What lines of the data below hold the string "expanded"? Copy each one.

== Material to process ==
──────────────────────────────

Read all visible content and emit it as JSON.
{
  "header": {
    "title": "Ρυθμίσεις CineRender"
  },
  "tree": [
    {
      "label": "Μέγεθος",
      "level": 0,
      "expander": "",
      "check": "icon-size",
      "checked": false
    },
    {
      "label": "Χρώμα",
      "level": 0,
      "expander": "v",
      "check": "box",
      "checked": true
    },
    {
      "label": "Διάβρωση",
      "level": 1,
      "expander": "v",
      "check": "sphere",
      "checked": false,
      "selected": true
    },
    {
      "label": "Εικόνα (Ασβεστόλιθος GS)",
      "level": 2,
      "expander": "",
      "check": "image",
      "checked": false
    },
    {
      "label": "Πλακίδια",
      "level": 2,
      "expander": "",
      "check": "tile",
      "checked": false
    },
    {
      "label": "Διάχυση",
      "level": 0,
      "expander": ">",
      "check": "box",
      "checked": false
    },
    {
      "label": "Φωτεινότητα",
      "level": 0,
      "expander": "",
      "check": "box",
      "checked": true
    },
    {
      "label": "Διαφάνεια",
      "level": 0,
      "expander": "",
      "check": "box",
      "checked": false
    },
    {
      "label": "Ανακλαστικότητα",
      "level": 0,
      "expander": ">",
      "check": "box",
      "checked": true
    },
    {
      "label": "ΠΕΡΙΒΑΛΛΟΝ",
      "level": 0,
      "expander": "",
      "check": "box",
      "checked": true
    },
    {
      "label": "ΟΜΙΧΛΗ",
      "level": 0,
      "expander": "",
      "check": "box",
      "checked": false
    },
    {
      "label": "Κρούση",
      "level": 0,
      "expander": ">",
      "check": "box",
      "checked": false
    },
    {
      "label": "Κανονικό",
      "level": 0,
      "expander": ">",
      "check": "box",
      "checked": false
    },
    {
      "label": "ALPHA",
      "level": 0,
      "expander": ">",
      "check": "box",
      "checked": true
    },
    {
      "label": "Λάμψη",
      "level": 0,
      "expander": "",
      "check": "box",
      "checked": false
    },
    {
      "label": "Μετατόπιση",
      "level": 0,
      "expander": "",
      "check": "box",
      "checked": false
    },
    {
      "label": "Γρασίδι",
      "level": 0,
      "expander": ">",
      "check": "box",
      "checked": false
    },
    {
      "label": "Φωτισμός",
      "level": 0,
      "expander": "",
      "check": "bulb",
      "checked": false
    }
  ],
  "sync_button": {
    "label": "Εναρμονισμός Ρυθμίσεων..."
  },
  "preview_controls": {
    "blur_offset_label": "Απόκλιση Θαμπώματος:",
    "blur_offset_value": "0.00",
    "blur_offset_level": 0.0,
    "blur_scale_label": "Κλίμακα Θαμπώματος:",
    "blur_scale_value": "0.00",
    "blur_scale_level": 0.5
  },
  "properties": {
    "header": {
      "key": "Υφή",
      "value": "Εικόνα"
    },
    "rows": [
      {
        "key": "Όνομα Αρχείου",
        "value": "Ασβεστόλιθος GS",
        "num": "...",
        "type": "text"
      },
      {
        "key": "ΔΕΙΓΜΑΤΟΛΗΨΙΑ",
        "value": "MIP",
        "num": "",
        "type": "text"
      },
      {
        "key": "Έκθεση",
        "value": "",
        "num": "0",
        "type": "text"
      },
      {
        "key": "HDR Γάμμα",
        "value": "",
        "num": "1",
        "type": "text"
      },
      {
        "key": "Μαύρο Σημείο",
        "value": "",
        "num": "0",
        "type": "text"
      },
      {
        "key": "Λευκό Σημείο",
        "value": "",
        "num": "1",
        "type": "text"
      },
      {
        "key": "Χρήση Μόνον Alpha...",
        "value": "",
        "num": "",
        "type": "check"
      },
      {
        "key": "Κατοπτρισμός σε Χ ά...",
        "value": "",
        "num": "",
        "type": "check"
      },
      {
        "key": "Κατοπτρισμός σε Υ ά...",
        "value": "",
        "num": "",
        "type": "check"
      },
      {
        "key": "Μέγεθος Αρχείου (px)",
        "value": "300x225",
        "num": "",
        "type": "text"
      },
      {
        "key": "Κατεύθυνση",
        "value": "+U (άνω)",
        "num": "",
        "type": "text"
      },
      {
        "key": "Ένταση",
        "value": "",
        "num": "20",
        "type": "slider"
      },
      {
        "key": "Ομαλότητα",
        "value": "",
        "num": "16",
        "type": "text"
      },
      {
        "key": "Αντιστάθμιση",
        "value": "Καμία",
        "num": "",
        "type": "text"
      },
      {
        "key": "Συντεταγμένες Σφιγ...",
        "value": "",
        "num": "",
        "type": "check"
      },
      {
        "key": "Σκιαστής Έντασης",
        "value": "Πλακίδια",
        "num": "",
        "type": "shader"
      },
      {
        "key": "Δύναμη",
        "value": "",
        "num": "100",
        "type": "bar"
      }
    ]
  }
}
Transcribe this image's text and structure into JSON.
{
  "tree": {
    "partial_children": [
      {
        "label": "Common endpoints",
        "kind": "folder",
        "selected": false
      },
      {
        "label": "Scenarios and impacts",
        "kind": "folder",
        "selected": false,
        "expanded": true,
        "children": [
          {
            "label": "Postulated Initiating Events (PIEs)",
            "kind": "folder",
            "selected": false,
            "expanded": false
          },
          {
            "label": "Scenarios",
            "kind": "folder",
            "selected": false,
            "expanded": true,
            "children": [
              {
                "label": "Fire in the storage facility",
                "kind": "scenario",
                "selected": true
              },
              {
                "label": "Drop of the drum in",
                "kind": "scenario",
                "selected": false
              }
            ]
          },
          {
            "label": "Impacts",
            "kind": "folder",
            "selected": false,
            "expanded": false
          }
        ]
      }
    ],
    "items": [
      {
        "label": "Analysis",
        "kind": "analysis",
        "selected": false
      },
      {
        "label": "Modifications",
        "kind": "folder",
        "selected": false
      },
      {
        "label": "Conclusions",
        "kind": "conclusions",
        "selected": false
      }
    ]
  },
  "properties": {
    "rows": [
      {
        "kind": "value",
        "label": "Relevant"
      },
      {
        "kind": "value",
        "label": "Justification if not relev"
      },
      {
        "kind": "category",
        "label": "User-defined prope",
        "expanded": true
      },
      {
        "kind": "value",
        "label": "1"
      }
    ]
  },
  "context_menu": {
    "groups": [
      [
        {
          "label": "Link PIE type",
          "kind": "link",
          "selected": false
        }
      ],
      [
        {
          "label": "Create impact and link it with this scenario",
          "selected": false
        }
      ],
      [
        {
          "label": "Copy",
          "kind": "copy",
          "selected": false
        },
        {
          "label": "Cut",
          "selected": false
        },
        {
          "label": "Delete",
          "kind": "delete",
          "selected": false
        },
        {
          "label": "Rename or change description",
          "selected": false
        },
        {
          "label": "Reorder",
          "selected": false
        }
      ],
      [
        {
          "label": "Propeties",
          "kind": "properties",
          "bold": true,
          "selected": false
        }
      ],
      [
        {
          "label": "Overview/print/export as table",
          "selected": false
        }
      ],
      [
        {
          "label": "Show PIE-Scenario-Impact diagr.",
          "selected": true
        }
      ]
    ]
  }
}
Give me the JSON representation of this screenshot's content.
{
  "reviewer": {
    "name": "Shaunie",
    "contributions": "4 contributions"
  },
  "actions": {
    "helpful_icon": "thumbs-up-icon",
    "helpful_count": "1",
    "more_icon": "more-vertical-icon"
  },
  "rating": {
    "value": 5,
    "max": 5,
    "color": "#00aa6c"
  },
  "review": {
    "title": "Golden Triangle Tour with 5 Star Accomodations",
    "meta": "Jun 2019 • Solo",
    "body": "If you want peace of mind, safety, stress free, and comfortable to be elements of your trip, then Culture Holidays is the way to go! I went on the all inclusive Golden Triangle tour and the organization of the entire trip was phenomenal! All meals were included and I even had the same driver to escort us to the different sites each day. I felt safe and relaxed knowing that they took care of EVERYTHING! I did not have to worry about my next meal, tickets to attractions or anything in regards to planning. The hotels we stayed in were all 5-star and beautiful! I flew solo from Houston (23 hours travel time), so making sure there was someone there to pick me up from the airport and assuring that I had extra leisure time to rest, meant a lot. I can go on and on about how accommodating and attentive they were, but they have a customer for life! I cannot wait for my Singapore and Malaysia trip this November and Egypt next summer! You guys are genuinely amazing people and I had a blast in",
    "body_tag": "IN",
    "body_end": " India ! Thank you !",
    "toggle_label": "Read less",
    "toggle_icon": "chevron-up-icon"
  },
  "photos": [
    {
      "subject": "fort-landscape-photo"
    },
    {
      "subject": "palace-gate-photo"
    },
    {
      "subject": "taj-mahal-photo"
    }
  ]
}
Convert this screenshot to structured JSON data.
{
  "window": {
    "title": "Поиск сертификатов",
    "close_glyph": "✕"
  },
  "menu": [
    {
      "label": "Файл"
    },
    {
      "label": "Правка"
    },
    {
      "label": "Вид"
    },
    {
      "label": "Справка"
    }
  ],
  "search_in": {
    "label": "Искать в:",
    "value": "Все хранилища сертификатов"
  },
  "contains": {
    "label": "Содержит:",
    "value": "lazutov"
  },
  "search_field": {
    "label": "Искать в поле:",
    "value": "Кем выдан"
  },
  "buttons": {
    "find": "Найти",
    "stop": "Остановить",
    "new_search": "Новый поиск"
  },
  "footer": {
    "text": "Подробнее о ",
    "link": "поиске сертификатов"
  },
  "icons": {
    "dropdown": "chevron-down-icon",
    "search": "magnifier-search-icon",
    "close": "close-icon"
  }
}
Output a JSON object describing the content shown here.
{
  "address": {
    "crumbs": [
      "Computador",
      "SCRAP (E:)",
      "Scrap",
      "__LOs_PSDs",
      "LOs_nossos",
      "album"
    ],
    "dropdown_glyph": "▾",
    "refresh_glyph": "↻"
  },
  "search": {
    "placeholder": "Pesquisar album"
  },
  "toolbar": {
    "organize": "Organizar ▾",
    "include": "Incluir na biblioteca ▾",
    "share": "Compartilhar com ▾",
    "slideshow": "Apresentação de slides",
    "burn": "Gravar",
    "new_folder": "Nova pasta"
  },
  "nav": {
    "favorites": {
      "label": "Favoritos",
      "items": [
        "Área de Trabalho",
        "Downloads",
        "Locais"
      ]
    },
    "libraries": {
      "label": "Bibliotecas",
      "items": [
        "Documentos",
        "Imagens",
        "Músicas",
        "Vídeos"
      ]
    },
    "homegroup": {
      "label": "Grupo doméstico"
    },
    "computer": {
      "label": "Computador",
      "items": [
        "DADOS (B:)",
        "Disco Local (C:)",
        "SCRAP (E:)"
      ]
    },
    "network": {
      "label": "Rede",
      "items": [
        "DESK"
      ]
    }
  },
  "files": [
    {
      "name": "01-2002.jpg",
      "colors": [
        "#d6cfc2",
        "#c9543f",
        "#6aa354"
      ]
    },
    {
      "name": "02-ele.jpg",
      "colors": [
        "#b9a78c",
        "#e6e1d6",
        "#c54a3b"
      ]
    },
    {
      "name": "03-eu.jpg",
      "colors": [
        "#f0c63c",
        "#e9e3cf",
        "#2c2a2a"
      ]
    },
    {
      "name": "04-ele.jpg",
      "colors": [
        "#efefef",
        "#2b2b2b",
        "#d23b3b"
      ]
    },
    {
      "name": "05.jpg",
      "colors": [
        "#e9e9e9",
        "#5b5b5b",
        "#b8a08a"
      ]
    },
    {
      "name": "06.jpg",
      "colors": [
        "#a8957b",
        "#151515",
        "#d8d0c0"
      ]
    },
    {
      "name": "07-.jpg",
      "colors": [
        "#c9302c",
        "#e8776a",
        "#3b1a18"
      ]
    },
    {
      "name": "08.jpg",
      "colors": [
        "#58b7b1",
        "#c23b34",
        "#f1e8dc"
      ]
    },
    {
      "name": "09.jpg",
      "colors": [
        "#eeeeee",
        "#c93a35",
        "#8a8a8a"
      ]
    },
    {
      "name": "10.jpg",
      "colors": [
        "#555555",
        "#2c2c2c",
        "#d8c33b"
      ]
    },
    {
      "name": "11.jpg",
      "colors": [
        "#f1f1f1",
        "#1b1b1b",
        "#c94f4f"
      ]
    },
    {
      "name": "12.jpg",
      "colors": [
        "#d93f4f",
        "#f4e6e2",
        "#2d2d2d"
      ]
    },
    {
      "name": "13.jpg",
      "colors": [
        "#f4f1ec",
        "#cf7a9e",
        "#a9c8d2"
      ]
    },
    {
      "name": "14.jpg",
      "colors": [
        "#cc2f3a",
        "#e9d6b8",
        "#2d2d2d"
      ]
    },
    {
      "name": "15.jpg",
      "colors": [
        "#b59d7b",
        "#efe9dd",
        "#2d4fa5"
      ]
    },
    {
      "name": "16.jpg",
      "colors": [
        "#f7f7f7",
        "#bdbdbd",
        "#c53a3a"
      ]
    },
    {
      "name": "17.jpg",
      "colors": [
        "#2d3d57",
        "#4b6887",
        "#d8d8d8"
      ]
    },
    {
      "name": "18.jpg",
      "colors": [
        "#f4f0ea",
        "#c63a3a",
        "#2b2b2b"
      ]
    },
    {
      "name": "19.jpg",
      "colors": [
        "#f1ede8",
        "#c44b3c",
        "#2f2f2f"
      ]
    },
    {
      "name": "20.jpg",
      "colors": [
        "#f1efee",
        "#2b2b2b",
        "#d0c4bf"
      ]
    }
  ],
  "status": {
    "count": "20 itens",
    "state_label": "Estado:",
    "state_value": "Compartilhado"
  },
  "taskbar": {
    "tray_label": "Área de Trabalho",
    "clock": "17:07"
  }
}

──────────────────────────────

== Written solution ==
        "expanded": true,
            "expanded": false
            "expanded": true,
            "expanded": false
        "expanded": true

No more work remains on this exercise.